Wages growth is also higher than it was before the pandemic, which was associated with inflation being persistently below target.

“In these circumstances, we have scope to wait and assess incoming information and see how some of the uncertainties are resolved,” Dr Lowe said.

“We can be patient in a way that countries with substantially higher rates of inflation cannot.”

Annual inflation currently sits at 3.5 per cent, less than half the rate in the United States.

He said data available for the March quarter so far suggests a continuation of the positive growth seen in the December quarter, despite the setback caused by the Omicron outbreak.

The economy expanded by 3.4 per cent in the December quarter, and one of the fastest rises on record.

While the flooding in eastern Australia is causing severe disruptions in some areas, Dr Lowe still expects the economy to increase by around 4.25 per cent this year,

But despite this positive outlook, he said there are two main sources of uncertainty – COVID-19 and the tragic war in Ukraine,

He said it is difficult to know what the full implications from the Ukraine conflict are at this stage, but so far it has resulted in higher commodity prices.

“For the countries in Europe, this rise in commodity prices represents a negative shock to their terms of trade and thus to their national income,” Dr Lowe said.

“Australia is in a different position because we export many of the commodities whose prices are rising. This means that our terms of trade will rise over the months ahead, which will provide a boost to our national income.”
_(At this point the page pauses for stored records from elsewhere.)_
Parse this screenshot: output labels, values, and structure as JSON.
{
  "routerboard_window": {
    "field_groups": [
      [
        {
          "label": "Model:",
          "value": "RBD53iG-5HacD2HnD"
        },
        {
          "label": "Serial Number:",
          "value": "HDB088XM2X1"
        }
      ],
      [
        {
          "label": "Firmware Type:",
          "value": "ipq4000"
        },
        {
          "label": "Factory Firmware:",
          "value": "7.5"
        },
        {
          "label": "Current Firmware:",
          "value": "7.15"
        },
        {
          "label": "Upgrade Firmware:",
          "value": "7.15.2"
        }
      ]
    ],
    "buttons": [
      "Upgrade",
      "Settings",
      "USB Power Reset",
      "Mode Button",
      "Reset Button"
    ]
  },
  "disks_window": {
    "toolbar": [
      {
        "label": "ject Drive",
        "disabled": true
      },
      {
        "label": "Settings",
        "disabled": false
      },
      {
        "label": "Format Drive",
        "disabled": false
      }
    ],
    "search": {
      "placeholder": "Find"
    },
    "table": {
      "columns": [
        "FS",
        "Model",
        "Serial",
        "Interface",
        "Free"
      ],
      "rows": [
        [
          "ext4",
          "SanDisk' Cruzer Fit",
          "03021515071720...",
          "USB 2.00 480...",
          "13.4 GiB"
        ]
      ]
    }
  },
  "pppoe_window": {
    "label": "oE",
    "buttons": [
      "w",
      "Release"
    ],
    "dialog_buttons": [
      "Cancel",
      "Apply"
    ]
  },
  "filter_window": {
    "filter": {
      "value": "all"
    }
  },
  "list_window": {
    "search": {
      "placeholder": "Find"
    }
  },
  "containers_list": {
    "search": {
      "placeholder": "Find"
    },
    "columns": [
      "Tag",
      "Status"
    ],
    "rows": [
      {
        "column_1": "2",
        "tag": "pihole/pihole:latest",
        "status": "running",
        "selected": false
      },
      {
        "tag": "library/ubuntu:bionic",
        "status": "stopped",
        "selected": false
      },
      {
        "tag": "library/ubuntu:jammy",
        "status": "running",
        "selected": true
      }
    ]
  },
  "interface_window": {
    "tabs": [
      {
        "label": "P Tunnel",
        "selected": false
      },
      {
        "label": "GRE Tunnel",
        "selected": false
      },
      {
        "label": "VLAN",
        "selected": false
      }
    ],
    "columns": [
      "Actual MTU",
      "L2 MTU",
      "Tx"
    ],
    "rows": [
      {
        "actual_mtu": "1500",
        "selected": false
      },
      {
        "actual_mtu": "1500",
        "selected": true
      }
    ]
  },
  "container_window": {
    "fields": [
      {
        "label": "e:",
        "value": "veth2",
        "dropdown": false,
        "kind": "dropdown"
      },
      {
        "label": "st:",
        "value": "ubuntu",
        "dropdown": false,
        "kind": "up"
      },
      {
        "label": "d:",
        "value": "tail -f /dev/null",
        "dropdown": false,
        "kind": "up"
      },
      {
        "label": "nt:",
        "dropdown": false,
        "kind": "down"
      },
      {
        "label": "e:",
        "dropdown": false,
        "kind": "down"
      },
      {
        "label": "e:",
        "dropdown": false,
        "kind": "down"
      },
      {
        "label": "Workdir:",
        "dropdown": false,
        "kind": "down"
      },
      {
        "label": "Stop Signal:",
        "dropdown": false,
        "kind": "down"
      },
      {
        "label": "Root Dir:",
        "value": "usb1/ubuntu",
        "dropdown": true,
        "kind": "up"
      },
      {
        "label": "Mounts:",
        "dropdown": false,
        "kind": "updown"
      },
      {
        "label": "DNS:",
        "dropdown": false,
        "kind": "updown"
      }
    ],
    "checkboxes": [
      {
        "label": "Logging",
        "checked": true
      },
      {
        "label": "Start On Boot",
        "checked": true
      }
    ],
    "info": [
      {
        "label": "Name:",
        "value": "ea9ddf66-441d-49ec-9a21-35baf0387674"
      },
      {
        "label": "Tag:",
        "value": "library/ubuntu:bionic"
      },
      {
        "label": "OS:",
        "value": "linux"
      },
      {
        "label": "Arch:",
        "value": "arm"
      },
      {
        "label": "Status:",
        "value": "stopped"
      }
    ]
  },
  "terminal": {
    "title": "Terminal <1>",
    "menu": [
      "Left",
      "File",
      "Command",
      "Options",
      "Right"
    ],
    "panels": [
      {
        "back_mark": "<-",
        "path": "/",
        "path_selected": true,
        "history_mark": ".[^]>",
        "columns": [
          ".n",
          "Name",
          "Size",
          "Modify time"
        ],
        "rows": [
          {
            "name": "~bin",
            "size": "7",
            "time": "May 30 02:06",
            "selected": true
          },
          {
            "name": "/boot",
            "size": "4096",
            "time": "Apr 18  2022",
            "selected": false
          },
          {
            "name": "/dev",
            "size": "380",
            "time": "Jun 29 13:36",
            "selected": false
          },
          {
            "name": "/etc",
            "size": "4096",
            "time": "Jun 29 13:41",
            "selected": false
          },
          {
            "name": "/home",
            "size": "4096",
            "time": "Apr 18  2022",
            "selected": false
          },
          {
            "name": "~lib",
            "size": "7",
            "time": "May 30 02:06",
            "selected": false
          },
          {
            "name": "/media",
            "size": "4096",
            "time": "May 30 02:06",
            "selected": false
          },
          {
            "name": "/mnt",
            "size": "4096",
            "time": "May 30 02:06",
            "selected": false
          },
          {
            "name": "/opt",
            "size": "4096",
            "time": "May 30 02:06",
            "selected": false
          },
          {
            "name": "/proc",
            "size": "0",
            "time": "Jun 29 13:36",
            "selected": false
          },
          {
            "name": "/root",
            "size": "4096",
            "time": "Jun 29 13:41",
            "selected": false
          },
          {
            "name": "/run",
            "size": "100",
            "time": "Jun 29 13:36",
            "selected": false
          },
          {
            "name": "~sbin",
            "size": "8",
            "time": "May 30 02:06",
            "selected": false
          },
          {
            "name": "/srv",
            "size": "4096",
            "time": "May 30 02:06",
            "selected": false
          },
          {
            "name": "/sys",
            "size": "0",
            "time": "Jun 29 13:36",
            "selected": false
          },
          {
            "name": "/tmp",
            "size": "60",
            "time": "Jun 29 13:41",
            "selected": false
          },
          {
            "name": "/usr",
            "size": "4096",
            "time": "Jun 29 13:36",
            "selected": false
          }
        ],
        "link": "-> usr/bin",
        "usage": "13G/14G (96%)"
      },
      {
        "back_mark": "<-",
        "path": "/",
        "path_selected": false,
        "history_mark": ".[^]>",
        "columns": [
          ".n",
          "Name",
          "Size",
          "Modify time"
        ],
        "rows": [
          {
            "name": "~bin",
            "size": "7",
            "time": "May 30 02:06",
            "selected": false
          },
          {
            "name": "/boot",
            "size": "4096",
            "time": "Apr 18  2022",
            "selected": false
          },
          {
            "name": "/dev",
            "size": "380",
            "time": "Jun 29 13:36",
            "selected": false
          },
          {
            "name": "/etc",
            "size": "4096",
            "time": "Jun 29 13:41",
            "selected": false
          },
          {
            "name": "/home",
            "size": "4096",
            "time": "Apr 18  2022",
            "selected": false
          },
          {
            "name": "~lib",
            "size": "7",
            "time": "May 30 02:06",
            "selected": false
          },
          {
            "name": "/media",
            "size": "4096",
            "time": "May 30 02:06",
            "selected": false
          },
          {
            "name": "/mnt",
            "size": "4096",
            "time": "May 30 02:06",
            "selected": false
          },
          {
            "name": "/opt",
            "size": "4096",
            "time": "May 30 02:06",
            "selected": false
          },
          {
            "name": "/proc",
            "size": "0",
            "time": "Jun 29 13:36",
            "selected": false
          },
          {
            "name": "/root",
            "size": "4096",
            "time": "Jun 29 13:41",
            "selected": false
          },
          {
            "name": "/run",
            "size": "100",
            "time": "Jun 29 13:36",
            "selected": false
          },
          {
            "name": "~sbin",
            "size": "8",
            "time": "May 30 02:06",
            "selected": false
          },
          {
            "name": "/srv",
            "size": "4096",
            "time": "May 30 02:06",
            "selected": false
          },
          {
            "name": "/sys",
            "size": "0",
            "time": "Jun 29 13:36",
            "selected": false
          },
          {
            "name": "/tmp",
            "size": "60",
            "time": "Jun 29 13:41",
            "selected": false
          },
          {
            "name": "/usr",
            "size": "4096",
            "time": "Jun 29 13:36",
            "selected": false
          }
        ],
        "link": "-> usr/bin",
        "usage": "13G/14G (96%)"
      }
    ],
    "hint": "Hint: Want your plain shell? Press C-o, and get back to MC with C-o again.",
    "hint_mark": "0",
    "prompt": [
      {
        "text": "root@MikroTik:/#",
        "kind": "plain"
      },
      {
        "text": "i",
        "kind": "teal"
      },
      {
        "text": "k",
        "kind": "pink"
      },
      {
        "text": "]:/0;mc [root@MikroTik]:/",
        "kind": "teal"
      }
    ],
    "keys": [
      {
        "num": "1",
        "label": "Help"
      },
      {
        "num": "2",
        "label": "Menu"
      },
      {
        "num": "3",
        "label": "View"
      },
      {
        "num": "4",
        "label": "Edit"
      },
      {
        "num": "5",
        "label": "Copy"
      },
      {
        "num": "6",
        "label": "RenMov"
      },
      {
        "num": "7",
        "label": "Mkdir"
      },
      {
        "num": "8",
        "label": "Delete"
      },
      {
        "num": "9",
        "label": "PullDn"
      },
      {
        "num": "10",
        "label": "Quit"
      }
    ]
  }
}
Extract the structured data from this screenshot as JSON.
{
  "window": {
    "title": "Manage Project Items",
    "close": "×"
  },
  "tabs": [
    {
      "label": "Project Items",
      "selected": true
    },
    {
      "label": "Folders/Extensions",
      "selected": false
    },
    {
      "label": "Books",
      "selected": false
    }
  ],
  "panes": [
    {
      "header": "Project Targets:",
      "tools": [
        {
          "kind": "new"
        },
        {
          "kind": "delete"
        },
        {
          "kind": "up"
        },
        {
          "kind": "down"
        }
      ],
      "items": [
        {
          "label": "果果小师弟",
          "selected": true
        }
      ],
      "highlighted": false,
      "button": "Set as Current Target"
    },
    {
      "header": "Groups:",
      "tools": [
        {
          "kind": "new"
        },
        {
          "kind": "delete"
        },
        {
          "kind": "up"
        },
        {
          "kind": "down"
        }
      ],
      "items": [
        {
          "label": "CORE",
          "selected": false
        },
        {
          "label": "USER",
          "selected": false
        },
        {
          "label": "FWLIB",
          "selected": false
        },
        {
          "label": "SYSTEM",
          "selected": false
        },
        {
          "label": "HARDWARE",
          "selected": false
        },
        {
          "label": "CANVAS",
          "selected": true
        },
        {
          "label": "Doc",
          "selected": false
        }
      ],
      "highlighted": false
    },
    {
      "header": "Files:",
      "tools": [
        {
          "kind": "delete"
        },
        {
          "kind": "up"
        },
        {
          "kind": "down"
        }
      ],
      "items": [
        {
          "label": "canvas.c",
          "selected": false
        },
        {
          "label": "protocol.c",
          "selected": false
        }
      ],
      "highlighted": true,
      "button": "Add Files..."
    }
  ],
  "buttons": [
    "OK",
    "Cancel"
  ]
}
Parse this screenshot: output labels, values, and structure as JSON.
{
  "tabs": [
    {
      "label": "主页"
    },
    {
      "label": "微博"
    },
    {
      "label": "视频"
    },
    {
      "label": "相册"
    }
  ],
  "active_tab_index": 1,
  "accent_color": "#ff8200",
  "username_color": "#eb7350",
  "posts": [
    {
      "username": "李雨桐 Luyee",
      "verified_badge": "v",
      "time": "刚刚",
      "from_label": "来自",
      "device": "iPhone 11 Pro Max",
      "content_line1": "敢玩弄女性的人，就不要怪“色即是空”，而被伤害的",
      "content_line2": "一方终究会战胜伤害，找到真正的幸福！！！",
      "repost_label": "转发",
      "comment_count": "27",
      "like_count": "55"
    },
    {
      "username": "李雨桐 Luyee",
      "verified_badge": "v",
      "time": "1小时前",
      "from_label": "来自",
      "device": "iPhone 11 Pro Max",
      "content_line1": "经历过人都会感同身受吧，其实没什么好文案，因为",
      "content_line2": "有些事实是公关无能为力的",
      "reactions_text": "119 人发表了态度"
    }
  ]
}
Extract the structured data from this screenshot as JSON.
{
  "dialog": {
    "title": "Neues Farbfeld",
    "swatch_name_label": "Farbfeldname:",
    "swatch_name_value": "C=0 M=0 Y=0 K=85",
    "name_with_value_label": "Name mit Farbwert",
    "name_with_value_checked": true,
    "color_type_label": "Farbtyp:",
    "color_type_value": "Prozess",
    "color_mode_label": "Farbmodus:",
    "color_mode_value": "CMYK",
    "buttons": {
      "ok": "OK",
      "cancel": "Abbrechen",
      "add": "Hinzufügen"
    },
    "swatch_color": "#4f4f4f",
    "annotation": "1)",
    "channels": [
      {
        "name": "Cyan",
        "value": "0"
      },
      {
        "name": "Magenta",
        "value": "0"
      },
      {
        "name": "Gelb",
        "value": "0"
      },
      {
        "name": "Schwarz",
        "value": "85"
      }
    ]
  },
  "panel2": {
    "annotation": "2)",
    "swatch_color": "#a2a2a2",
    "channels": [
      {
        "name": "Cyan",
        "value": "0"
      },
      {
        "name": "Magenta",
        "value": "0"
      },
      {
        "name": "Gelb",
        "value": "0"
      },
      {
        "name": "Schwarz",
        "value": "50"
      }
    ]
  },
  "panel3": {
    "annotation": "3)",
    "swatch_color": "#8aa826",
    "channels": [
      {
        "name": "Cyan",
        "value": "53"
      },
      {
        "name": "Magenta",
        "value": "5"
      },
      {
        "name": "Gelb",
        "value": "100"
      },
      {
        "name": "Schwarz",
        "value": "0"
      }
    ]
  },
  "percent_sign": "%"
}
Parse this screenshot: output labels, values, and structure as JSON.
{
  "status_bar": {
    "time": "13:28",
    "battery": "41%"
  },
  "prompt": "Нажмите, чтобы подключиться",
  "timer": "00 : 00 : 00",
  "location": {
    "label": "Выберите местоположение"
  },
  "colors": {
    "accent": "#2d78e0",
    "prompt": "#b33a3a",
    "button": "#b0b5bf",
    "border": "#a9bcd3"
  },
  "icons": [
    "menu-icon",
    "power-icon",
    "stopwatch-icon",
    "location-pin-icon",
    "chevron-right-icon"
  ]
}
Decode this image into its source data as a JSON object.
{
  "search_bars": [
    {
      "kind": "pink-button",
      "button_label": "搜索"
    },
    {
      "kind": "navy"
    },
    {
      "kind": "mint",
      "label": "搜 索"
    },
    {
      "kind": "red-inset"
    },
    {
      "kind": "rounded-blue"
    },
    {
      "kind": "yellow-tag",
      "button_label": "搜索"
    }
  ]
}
But he said the rise in global oil prices is causing higher petrol prices at the bowser, which will eat into household budgets, push up costs for many businesses and crimp spending in some areas.

“Given this, I expect that most of this extra national income will be saved, rather than flow through into higher spending,” he said.